- [Task details] Copy the records below in full, changing no character.

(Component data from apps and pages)
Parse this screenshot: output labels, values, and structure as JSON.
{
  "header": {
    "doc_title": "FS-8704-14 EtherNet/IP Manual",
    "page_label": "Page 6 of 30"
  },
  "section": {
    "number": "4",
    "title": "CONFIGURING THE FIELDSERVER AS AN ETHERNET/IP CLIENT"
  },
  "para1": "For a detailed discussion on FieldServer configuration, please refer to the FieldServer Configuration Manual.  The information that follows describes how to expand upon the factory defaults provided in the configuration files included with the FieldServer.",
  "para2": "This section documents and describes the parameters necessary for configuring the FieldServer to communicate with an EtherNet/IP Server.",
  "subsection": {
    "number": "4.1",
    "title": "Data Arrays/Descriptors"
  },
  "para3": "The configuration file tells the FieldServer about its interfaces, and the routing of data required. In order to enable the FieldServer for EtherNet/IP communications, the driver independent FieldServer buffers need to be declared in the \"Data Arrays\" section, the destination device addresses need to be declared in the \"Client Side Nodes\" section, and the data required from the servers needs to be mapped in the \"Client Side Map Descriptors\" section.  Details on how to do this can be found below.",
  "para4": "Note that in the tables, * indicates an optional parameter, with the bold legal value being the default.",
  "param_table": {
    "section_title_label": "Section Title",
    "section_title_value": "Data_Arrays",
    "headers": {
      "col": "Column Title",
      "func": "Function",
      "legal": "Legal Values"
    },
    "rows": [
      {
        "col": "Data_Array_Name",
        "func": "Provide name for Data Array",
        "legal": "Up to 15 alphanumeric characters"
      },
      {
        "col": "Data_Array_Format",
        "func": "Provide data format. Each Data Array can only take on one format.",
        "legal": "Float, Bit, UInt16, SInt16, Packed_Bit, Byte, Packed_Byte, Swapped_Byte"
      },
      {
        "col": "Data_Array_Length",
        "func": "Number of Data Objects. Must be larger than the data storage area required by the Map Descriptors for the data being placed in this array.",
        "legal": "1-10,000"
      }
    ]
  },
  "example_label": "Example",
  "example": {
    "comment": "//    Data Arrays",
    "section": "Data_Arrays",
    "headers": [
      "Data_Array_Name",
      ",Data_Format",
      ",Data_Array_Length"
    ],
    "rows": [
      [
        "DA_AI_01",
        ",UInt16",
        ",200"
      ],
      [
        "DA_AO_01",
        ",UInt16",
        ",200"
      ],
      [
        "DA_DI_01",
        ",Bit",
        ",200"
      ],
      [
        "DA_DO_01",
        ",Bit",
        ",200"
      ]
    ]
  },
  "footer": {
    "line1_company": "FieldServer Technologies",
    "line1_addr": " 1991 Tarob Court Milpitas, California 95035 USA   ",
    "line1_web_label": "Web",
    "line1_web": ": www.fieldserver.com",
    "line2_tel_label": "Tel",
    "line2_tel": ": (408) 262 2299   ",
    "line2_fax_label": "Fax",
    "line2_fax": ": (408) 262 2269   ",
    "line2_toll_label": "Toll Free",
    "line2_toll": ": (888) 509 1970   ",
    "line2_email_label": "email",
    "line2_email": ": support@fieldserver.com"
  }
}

- [Solution]
Parse this screenshot: output labels, values, and structure as JSON.
{
  "header": {
    "doc_title": "FS-8704-14 EtherNet/IP Manual",
    "page_label": "Page 6 of 30"
  },
  "section": {
    "number": "4",
    "title": "CONFIGURING THE FIELDSERVER AS AN ETHERNET/IP CLIENT"
  },
  "para1": "For a detailed discussion on FieldServer configuration, please refer to the FieldServer Configuration Manual.  The information that follows describes how to expand upon the factory defaults provided in the configuration files included with the FieldServer.",
  "para2": "This section documents and describes the parameters necessary for configuring the FieldServer to communicate with an EtherNet/IP Server.",
  "subsection": {
    "number": "4.1",
    "title": "Data Arrays/Descriptors"
  },
  "para3": "The configuration file tells the FieldServer about its interfaces, and the routing of data required. In order to enable the FieldServer for EtherNet/IP communications, the driver independent FieldServer buffers need to be declared in the \"Data Arrays\" section, the destination device addresses need to be declared in the \"Client Side Nodes\" section, and the data required from the servers needs to be mapped in the \"Client Side Map Descriptors\" section.  Details on how to do this can be found below.",
  "para4": "Note that in the tables, * indicates an optional parameter, with the bold legal value being the default.",
  "param_table": {
    "section_title_label": "Section Title",
    "section_title_value": "Data_Arrays",
    "headers": {
      "col": "Column Title",
      "func": "Function",
      "legal": "Legal Values"
    },
    "rows": [
      {
        "col": "Data_Array_Name",
        "func": "Provide name for Data Array",
        "legal": "Up to 15 alphanumeric characters"
      },
      {
        "col": "Data_Array_Format",
        "func": "Provide data format. Each Data Array can only take on one format.",
        "legal": "Float, Bit, UInt16, SInt16, Packed_Bit, Byte, Packed_Byte, Swapped_Byte"
      },
      {
        "col": "Data_Array_Length",
        "func": "Number of Data Objects. Must be larger than the data storage area required by the Map Descriptors for the data being placed in this array.",
        "legal": "1-10,000"
      }
    ]
  },
  "example_label": "Example",
  "example": {
    "comment": "//    Data Arrays",
    "section": "Data_Arrays",
    "headers": [
      "Data_Array_Name",
      ",Data_Format",
      ",Data_Array_Length"
    ],
    "rows": [
      [
        "DA_AI_01",
        ",UInt16",
        ",200"
      ],
      [
        "DA_AO_01",
        ",UInt16",
        ",200"
      ],
      [
        "DA_DI_01",
        ",Bit",
        ",200"
      ],
      [
        "DA_DO_01",
        ",Bit",
        ",200"
      ]
    ]
  },
  "footer": {
    "line1_company": "FieldServer Technologies",
    "line1_addr": " 1991 Tarob Court Milpitas, California 95035 USA   ",
    "line1_web_label": "Web",
    "line1_web": ": www.fieldserver.com",
    "line2_tel_label": "Tel",
    "line2_tel": ": (408) 262 2299   ",
    "line2_fax_label": "Fax",
    "line2_fax": ": (408) 262 2269   ",
    "line2_toll_label": "Toll Free",
    "line2_toll": ": (888) 509 1970   ",
    "line2_email_label": "email",
    "line2_email": ": support@fieldserver.com"
  }
}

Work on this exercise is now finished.